My Own Austen Hero

“It is a handsome face…”

Created by Dawn Wells

How does one choose a favorite Jane Austen hero? I certainly cannot say which is my favorite definitively, but on any given day I can name my best-loved. Today it is Mr. Tilney, because today I had a small revelation while sitting for hours in the dentist’s chair.

That’s right. While in the dentists chair, desperately trying to distract myself from the many tools and noises around me, I decided to chose which Jane Austen hero my own husband was most like. At first, I thought of Mr. Darcy. He’s shy, passionate, can be gruff, and is also arrogant. Hmm…that last part didn’t quite fit. Also, he’s reserved beyond measure, much as I adore him.

If not Darcy, then who?

Then I realized, my husband may be shy, like Darcy, but he is forever teasing me and the kids. He loves the outdoors, has no interest in pleasing others at the detriment of himself or our family, and is generally a fun person to be around. He is my very own Henry Tilney. No, he may not have Henry Tilney’s ability to navigate a ballroom, but then, that suits me just fine.

The most handsome man of my acquaintance

It’s Time for a Remake

Keira Knightley and Matthew Macfadyen in Pride & Prejudice, 2005

It’s been too long

It’s time for a new cinematic adaptation of Pride and Prejudice. The 2005 film was over ten years ago! I’ve seen information about an iTV version made within the last couple of years, but I have yet to find the actual miniseries anywhere. I’ve watched and re-watched all my favorites, but I’m hungry for a new version.

A humble suggestion

This man, Mr. Tom Hiddleston, could be perfect for the role of Darcy, don’t you think? Oh my goodness. He is, in fact, a superb actor. Have you seen The Hollow Crown? If not, you should check it out. So good.

But who should play Lizzy? Miss Elizabeth Bennet must be such a hard role to play. She is so beloved by so many. Emma Watson, perhaps?

A Secret About Jane Eyre

I have a confession to make. I’ve never read anything by the Brontë sisters. That’s right. I’ve never read Jane Eyre, nor have I read Wuthering Heights or The Tenant of Wildfell Hall. I feel a fair amount of guilt about this.

Why have I not read some of the greatest novels ever written? How could I, a reader, a student of English Literature–and a feminist besides–not have read anything by the Brontës?

How have I missed quotes like these?

The truth is…

The truth is, I missed reading the books in high school and college through happenstance. Why don’t I read them now? Because I choose to read literature with as few triggers as possible. And as wonderful as these books are, you have to admit they are full of triggers. Abusive husbands, abandoned children, mental illness and mistreatment. Goodness!

So when I came upon a clip from the 2011 film adaptation of Jane Eyre, I was nervous. In fact, the first time I tried to watch it I had to turn it off shortly after I began it. However, YouTube being the wonderful thing that it is, I was recently able to watch the best of the movie, while avoiding the sad/terrible bits.

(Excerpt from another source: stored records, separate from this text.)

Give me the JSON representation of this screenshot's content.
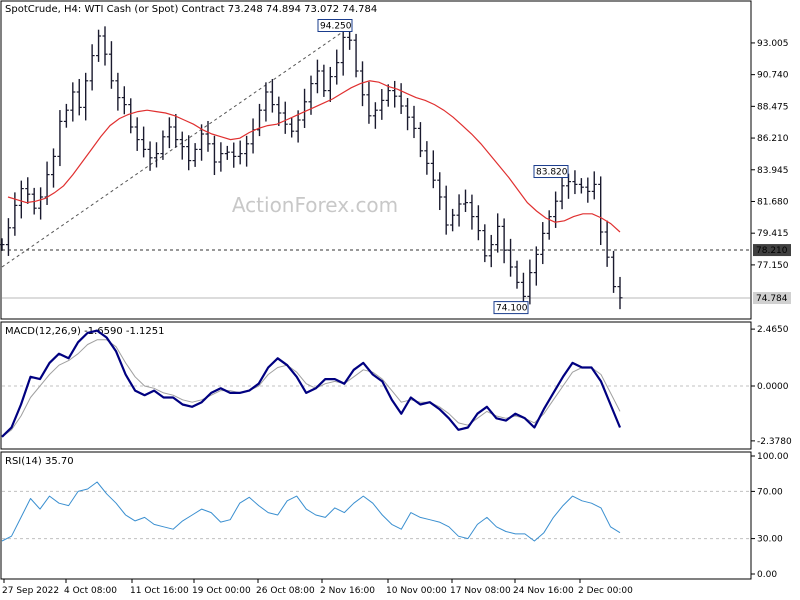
{
  "header": {
    "symbol": "SpotCrude, H4:",
    "description": "WTI Cash (or Spot) Contract",
    "ohlc": "73.248 74.894 73.072 74.784"
  },
  "watermark": "ActionForex.com",
  "colors": {
    "bars": "#1a1a2e",
    "sma": "#e03030",
    "macd": "#000080",
    "signal": "#a0a0a0",
    "rsi": "#3a8fd0",
    "label_box": "#1a3c8c",
    "hline": "#333333"
  },
  "chart_data": [
    {
      "type": "line",
      "title": "",
      "series": [
        {
          "values": [
            78.6,
            79.8,
            81.4,
            82.6,
            82.2,
            81.2,
            82.0,
            83.6,
            84.9,
            87.4,
            88.2,
            89.5,
            88.4,
            90.3,
            92.1,
            93.5,
            92.2,
            90.3,
            89.1,
            88.6,
            87.0,
            86.1,
            85.4,
            84.8,
            85.1,
            86.3,
            87.0,
            86.1,
            85.6,
            84.6,
            85.4,
            86.5,
            85.8,
            84.5,
            85.1,
            85.2,
            84.9,
            85.1,
            85.8,
            86.8,
            88.2,
            89.5,
            88.6,
            88.0,
            87.2,
            86.7,
            87.5,
            88.8,
            90.1,
            91.0,
            89.6,
            90.6,
            91.6,
            93.4,
            93.2,
            91.0,
            89.3,
            87.8,
            88.2,
            88.9,
            89.6,
            89.2,
            88.5,
            87.7,
            86.9,
            85.3,
            84.4,
            83.2,
            82.0,
            80.0,
            80.7,
            81.5,
            81.6,
            80.6,
            79.6,
            77.8,
            78.6,
            79.9,
            78.2,
            77.0,
            75.9,
            74.9,
            76.6,
            77.9,
            79.4,
            80.6,
            81.7,
            82.8,
            83.1,
            82.9,
            82.7,
            82.4,
            82.9,
            79.5,
            77.7,
            75.6,
            74.8
          ]
        },
        {
          "values": [
            82.0,
            81.8,
            81.6,
            81.7,
            81.9,
            82.3,
            82.8,
            83.6,
            84.5,
            85.4,
            86.3,
            87.1,
            87.6,
            87.9,
            88.1,
            88.2,
            88.1,
            88.0,
            87.8,
            87.5,
            87.2,
            86.8,
            86.5,
            86.3,
            86.1,
            86.2,
            86.6,
            86.9,
            87.1,
            87.2,
            87.5,
            87.8,
            88.1,
            88.4,
            88.7,
            89.0,
            89.4,
            89.8,
            90.1,
            90.3,
            90.2,
            89.9,
            89.7,
            89.4,
            89.1,
            88.9,
            88.6,
            88.2,
            87.7,
            87.1,
            86.5,
            85.8,
            85.0,
            84.2,
            83.4,
            82.5,
            81.6,
            81.0,
            80.5,
            80.2,
            80.3,
            80.6,
            80.8,
            80.8,
            80.5,
            80.1,
            79.5
          ]
        }
      ],
      "y_axis_ticks": [
        "93.005",
        "90.740",
        "88.475",
        "86.210",
        "83.945",
        "81.680",
        "79.415",
        "77.150"
      ],
      "ylim": [
        73.5,
        95.5
      ],
      "annotations": [
        {
          "text": "94.250",
          "value": 94.25
        },
        {
          "text": "83.820",
          "value": 83.82
        },
        {
          "text": "74.100",
          "value": 74.1
        }
      ],
      "price_lines": [
        {
          "text": "78.210",
          "value": 78.21,
          "style": "dashed",
          "highlight": true
        },
        {
          "text": "74.784",
          "value": 74.784,
          "style": "solid",
          "highlight": false
        }
      ],
      "grid": false
    },
    {
      "type": "line",
      "title": "MACD(12,26,9) -1.6590 -1.1251",
      "series": [
        {
          "values": [
            -2.2,
            -1.8,
            -0.8,
            0.4,
            0.3,
            1.0,
            1.4,
            1.2,
            1.9,
            2.3,
            2.4,
            2.1,
            1.5,
            0.5,
            -0.2,
            -0.4,
            -0.2,
            -0.5,
            -0.5,
            -0.8,
            -0.9,
            -0.7,
            -0.3,
            -0.1,
            -0.3,
            -0.3,
            -0.2,
            0.1,
            0.8,
            1.2,
            0.9,
            0.4,
            -0.3,
            -0.1,
            0.3,
            0.3,
            0.1,
            0.7,
            1.0,
            0.5,
            0.2,
            -0.6,
            -1.2,
            -0.5,
            -0.8,
            -0.7,
            -1.0,
            -1.4,
            -1.9,
            -1.8,
            -1.2,
            -0.9,
            -1.4,
            -1.5,
            -1.2,
            -1.4,
            -1.8,
            -1.0,
            -0.3,
            0.4,
            1.0,
            0.8,
            0.8,
            0.2,
            -0.8,
            -1.8
          ]
        },
        {
          "values": [
            -2.2,
            -1.9,
            -1.3,
            -0.5,
            0.0,
            0.5,
            0.9,
            1.1,
            1.4,
            1.8,
            2.0,
            2.0,
            1.7,
            1.0,
            0.4,
            0.0,
            -0.1,
            -0.3,
            -0.4,
            -0.6,
            -0.7,
            -0.6,
            -0.4,
            -0.2,
            -0.2,
            -0.3,
            -0.2,
            0.0,
            0.5,
            0.8,
            0.9,
            0.6,
            0.1,
            -0.1,
            0.1,
            0.2,
            0.1,
            0.4,
            0.7,
            0.6,
            0.3,
            -0.2,
            -0.7,
            -0.6,
            -0.7,
            -0.7,
            -0.9,
            -1.2,
            -1.6,
            -1.7,
            -1.4,
            -1.1,
            -1.3,
            -1.4,
            -1.3,
            -1.4,
            -1.6,
            -1.2,
            -0.6,
            0.0,
            0.6,
            0.8,
            0.8,
            0.5,
            -0.3,
            -1.1
          ]
        }
      ],
      "y_axis_ticks": [
        "2.4650",
        "0.0000",
        "-2.3780"
      ],
      "ylim": [
        -2.6,
        2.6
      ]
    },
    {
      "type": "line",
      "title": "RSI(14) 35.70",
      "series": [
        {
          "values": [
            28,
            32,
            48,
            64,
            55,
            66,
            60,
            58,
            70,
            72,
            78,
            68,
            60,
            50,
            45,
            48,
            42,
            40,
            38,
            45,
            50,
            55,
            52,
            44,
            46,
            60,
            65,
            58,
            52,
            50,
            62,
            66,
            55,
            50,
            48,
            56,
            52,
            60,
            66,
            60,
            50,
            42,
            38,
            52,
            48,
            46,
            44,
            40,
            32,
            30,
            42,
            48,
            40,
            36,
            34,
            34,
            28,
            35,
            48,
            58,
            66,
            62,
            60,
            56,
            40,
            35
          ]
        }
      ],
      "y_axis_ticks": [
        "100.00",
        "70.00",
        "30.00",
        "0.00"
      ],
      "ylim": [
        0,
        100
      ]
    }
  ],
  "x_axis_ticks": [
    "27 Sep 2022",
    "4 Oct 08:00",
    "11 Oct 16:00",
    "19 Oct 00:00",
    "26 Oct 08:00",
    "2 Nov 16:00",
    "10 Nov 00:00",
    "17 Nov 08:00",
    "24 Nov 16:00",
    "2 Dec 00:00"
  ]
}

Let me just say, I can now understand why people love this story so very much. Dear me, the passion that exists between these two characters is breathtaking. It drew me in immediately. As a modern viewer, it’s heartbreaking to watch Rochester struggle with a problem that would be easily rectified in our times. Well, more easily rectified at least.

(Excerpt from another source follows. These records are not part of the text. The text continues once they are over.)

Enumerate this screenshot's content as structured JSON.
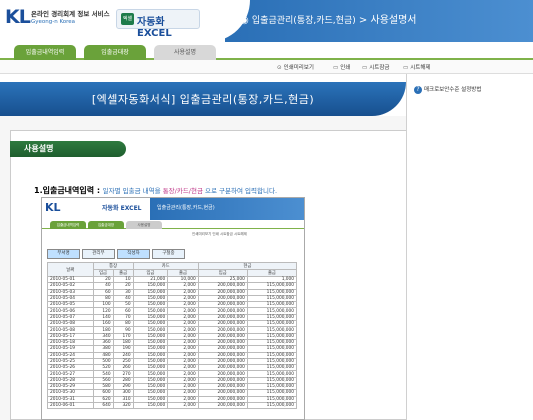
{
  "header": {
    "logo_mark": "KL",
    "logo_title": "온라인 경리회계 정보 서비스",
    "logo_sub": "Gyeong-n Korea",
    "product_icon": "엑셀",
    "product": "자동화 EXCEL",
    "breadcrumb_section": "입출금관리(통장,카드,현금)",
    "breadcrumb_sep": ">",
    "breadcrumb_page": "사용설명서"
  },
  "tabs": [
    {
      "label": "입출금내역입력"
    },
    {
      "label": "입출금대장"
    },
    {
      "label": "사용설명"
    }
  ],
  "toolbar": {
    "preview": "인쇄미리보기",
    "print": "인쇄",
    "sheet_lock": "시트잠금",
    "sheet_unlock": "시트해제"
  },
  "banner_title": "[엑셀자동화서식] 입출금관리(통장,카드,현금)",
  "right_button": "매크로보안수준 설정방법",
  "section_title": "사용설명",
  "step": {
    "number": "1.입출금내역입력 :",
    "desc_a": "일자별 입출금 내역을",
    "desc_hl": "통장/카드/현금",
    "desc_b": "으로 구분하여 입력합니다."
  },
  "shot": {
    "logo_mark": "KL",
    "product": "자동화 EXCEL",
    "breadcrumb": "입출금관리(통장,카드,현금)",
    "tabs": [
      "입출금내역입력",
      "입출금대장",
      "사용설명"
    ],
    "toolbar": "인쇄미리보기  인쇄  시트잠금  시트해제",
    "buttons": [
      "부서명",
      "관리부",
      "작성자",
      "구철중"
    ],
    "header_groups": [
      "통장",
      "카드",
      "현금"
    ],
    "columns": [
      "날짜",
      "입금",
      "출금",
      "입금",
      "출금",
      "입금",
      "출금"
    ],
    "rows": [
      [
        "2010-05-01",
        "20",
        "10",
        "21,000",
        "10,000",
        "25,000",
        "1,000"
      ],
      [
        "2010-05-02",
        "40",
        "20",
        "150,000",
        "2,000",
        "200,000,000",
        "115,000,000"
      ],
      [
        "2010-05-03",
        "60",
        "30",
        "150,000",
        "2,000",
        "200,000,000",
        "115,000,000"
      ],
      [
        "2010-05-04",
        "80",
        "40",
        "150,000",
        "2,000",
        "200,000,000",
        "115,000,000"
      ],
      [
        "2010-05-05",
        "100",
        "50",
        "150,000",
        "2,000",
        "200,000,000",
        "115,000,000"
      ],
      [
        "2010-05-06",
        "120",
        "60",
        "150,000",
        "2,000",
        "200,000,000",
        "115,000,000"
      ],
      [
        "2010-05-07",
        "140",
        "70",
        "150,000",
        "2,000",
        "200,000,000",
        "115,000,000"
      ],
      [
        "2010-05-08",
        "160",
        "80",
        "150,000",
        "2,000",
        "200,000,000",
        "115,000,000"
      ],
      [
        "2010-05-08",
        "180",
        "90",
        "150,000",
        "2,000",
        "200,000,000",
        "115,000,000"
      ],
      [
        "2010-05-17",
        "340",
        "170",
        "150,000",
        "2,000",
        "200,000,000",
        "115,000,000"
      ],
      [
        "2010-05-18",
        "360",
        "180",
        "150,000",
        "2,000",
        "200,000,000",
        "115,000,000"
      ],
      [
        "2010-05-19",
        "380",
        "190",
        "150,000",
        "2,000",
        "200,000,000",
        "115,000,000"
      ],
      [
        "2010-05-24",
        "480",
        "240",
        "150,000",
        "2,000",
        "200,000,000",
        "115,000,000"
      ],
      [
        "2010-05-25",
        "500",
        "250",
        "150,000",
        "2,000",
        "200,000,000",
        "115,000,000"
      ],
      [
        "2010-05-26",
        "520",
        "260",
        "150,000",
        "2,000",
        "200,000,000",
        "115,000,000"
      ],
      [
        "2010-05-27",
        "540",
        "270",
        "150,000",
        "2,000",
        "200,000,000",
        "115,000,000"
      ],
      [
        "2010-05-28",
        "560",
        "280",
        "150,000",
        "2,000",
        "200,000,000",
        "115,000,000"
      ],
      [
        "2010-05-29",
        "580",
        "290",
        "150,000",
        "2,000",
        "200,000,000",
        "115,000,000"
      ],
      [
        "2010-05-30",
        "600",
        "300",
        "150,000",
        "2,000",
        "200,000,000",
        "115,000,000"
      ],
      [
        "2010-05-31",
        "620",
        "310",
        "150,000",
        "2,000",
        "200,000,000",
        "115,000,000"
      ],
      [
        "2010-06-01",
        "640",
        "320",
        "150,000",
        "2,000",
        "200,000,000",
        "115,000,000"
      ]
    ]
  }
}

“It’s you. You rare unearthly thing.”

Also, let’s not forget the power of the actors themselves. I know the above quote is not pure Brontë, but the way Michael Fassbender delivers this line is swoon worthy. Add to that the way Mia Wasikowska embodies Jane Eyre, and you have magic.

It’s enough to make me want to read the book, despite the pain represented within. So perhaps one day soon I will join the ranks of Brontë devotees. Or I might just remain on the sidelines, happily watching Michael Fassbender.

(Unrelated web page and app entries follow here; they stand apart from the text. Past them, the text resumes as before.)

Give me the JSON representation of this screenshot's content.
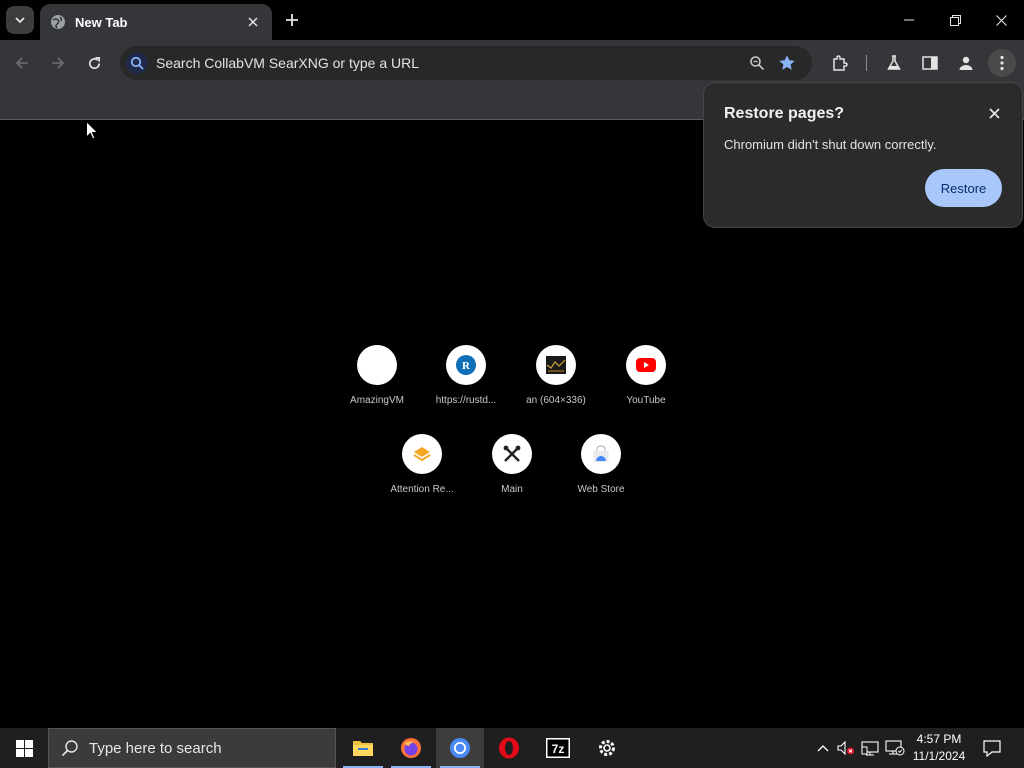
{
  "browser": {
    "tab": {
      "title": "New Tab"
    },
    "omnibox": {
      "placeholder": "Search CollabVM SearXNG or type a URL"
    }
  },
  "restore_popup": {
    "title": "Restore pages?",
    "message": "Chromium didn't shut down correctly.",
    "button_label": "Restore"
  },
  "shortcuts": [
    {
      "label": "AmazingVM",
      "icon": "blank-icon"
    },
    {
      "label": "https://rustd...",
      "icon": "rust-r-icon"
    },
    {
      "label": "an (604×336)",
      "icon": "image-thumbnail-icon"
    },
    {
      "label": "YouTube",
      "icon": "youtube-icon"
    },
    {
      "label": "Attention Re...",
      "icon": "attention-icon"
    },
    {
      "label": "Main",
      "icon": "tools-icon"
    },
    {
      "label": "Web Store",
      "icon": "web-store-icon"
    }
  ],
  "taskbar": {
    "search_placeholder": "Type here to search",
    "apps": [
      "file-explorer-icon",
      "firefox-icon",
      "chromium-icon",
      "opera-icon",
      "7zip-icon",
      "settings-icon"
    ],
    "clock": {
      "time": "4:57 PM",
      "date": "11/1/2024"
    }
  },
  "colors": {
    "tab_bg": "#35363a",
    "omnibox_bg": "#282828",
    "restore_button": "#a8c7fa",
    "bookmark_star": "#8ab4f8"
  }
}
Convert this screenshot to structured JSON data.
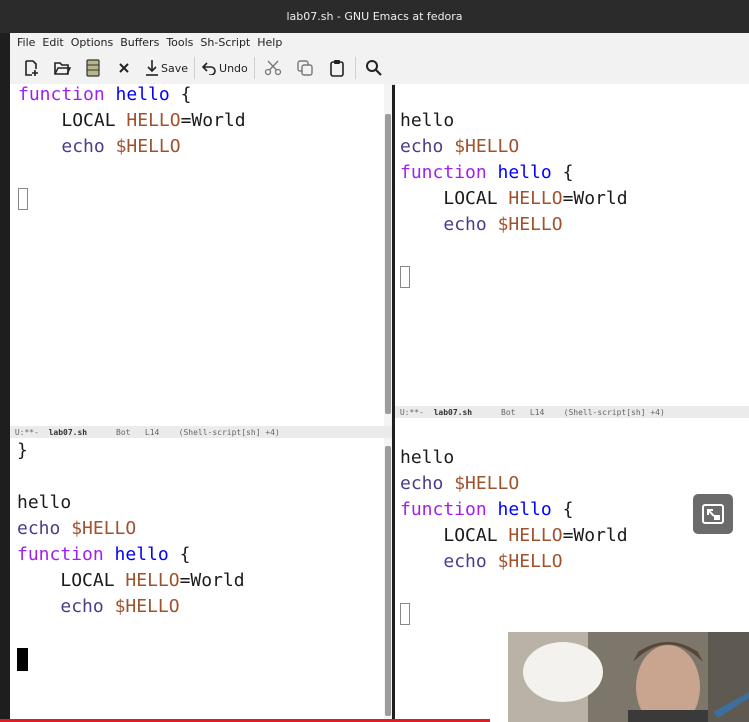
{
  "window": {
    "title": "lab07.sh - GNU Emacs at fedora"
  },
  "menu": [
    "File",
    "Edit",
    "Options",
    "Buffers",
    "Tools",
    "Sh-Script",
    "Help"
  ],
  "toolbar": {
    "save_label": "Save",
    "undo_label": "Undo"
  },
  "code": {
    "function_kw": "function",
    "func_name": "hello",
    "brace_open": "{",
    "brace_close": "}",
    "local_kw": "LOCAL",
    "var_name": "HELLO",
    "assign_value": "=World",
    "echo_kw": "echo",
    "var_ref": "$HELLO",
    "plain_hello": "hello"
  },
  "modeline": {
    "status": "U:**-",
    "buffer": "lab07.sh",
    "position": "Bot",
    "line": "L14",
    "mode": "(Shell-script[sh] +4)"
  },
  "colors": {
    "keyword": "#a020f0",
    "function_name": "#0000ff",
    "variable": "#a0522d",
    "builtin": "#483d8b"
  }
}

Finding Inspiration in Strange Places

Frederica of Mecklenburg-Streilitz

This is the lovely Frederica of Mecklenburg-Strelitz, later Queen of Hanover. She lived from 1778-1841. Frederica was married to Prince Louis of Prussia when she was only 15.

Apparently, she went on to have quite the life. She was married three times, had various affairs throughout her first two marriages, and was accused of murdering her second husband. This accusation, in my opinion, was rather unfounded. By all accounts, however, her third and final marriage was one of mutual love and affection.

I do wish I knew who had created this painting. I found it while searching for images of early 19th century fashion. The beautiful Frederica does wear a stunning empire-waist gown in this painting. I particularly love the lavish sash and collar.

Looking at this painting makes me want to write a story! Does anyone know who painted it? Or how to track down an old artist? I honestly don’t even know the name of the painting.